With interest rates low and going lower,real estate especially commercial should be fine going forword.Now is the time to start looking for these type of funds,they already have fallen in response to the weak real estate market and now should level off and start rising,as the future for real estate going forword will be brighter.Market always looks ahead.
Thanks. That's pretty good advice. Have done that already and at slight profit.
Agree that we never know the true amount of leveraging in this multiple layers of leveraging. The only thing to gauge the situation is dividend, which unfortunately, I have no way to tell if it would be decreased. If not, then leveraging on my part would be very profitable.
True that real estate, particularly the commercial sector, is going to get worse in the US. But two important components of IGR, particularly the HK and the Australian holdings, seem to still have uptrend. HK real estate is anticipated to have a runup this year, given limited supply this year. For Australia and other countries, at least we have a currency play here.
I believe IGR uses leveradge too.
So this means you would borrow money to buy a fund that borrows money to buy companies that borrow money to buy buildings.
I love buildings. And I don't mind being short the paper money. But, since leveradge is added at every other step of the way, I would not add my own personal leverage on top of that.
No mater how great the asset, perception is a big part of price and that makes the future performance based on more than just the objective mertis (which are hard enough to predict into the future).
I love IGR, REITs, and REIT CEFs, and I think it's fine that they employ leverage, but that's where I draw the line.
Basicly part of the point of buying a CEF that uses leverage is that the CEF already does what you describe. And if you can get a good deal on margin, I bet ING can get a better one.
Another comment would be why not consider a mixture of some other CEFs in addition. RWF and RPF are my other favorites. RWF is global like IGR and RPF is domestic. ING has a domestic one too which I believe is IIR.
Yes, they do. I have been doing that elsewhere at 8%, but Fidelity to my surprise, drops their rate to 5% if you have a debit of half million. Of course, you need to come up with a 1/2 million first before you can borrow another half. Kind of like the 20/80 down/borrow rule for mortgages.
Because of 50/50 nature of margin loan, no principal payment is required. To Fidelity, this is more secure than mortgages. It is less leveraging. They give you margin calls/force sale in lieu of foreclosures.
Honestly, 5% is reasonable. Most brokerages make money through margin loans, not that measly commission.
Good strategy. I don't know why in the world anyone would be selling going into next week's ex-date? We have some pretty stupid people invested in this market right now. You know. The ones who sell at a loss (for tax purposes) right before collecting a dividend. Idiots.

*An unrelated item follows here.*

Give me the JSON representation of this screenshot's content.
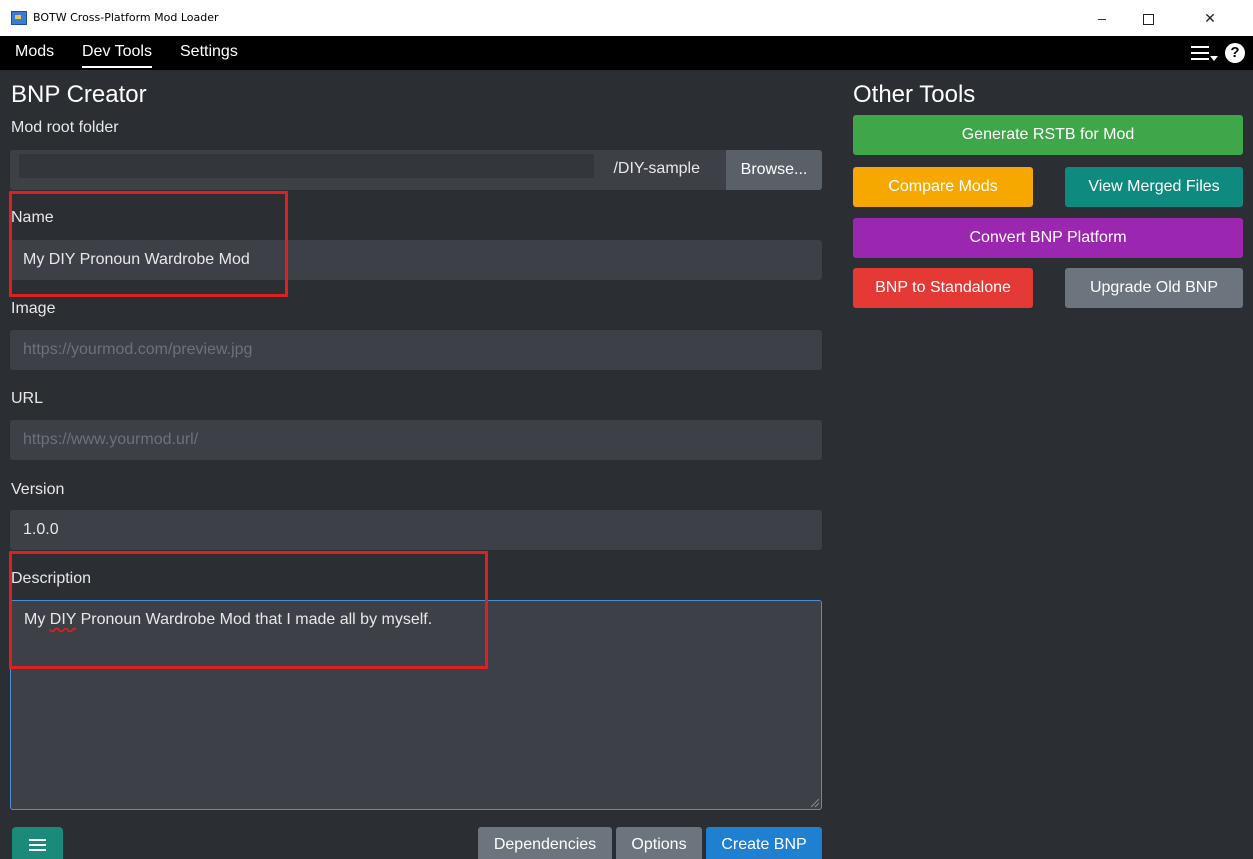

Thanks oil, I thought I was crazy. Why this think is sinking like a lead ball in water when the pay date didnt even come up yet is beyond me. The only thing that rationally makes sense is that the 3 biggest institutional holders of this are wells fargo, bank of maerica and citibank. Maybe they have instructions to dump all reit holdings . Period. It wouldnt make sense, but I have never seen a solid co like this ever do anything this close to div. date. Unless, God forbid........nahhhhh, a co. the size of ING couldnt default could it? Maybe we should look at their other funds and see whats up. I have my mothers retirement money in the POS.
The payable date is 12/31/07. With half day trading and most of the time delays by the brokerage, I am buying now to collect the humongous dividend and capital gain, and not paying up tax due until late 2008.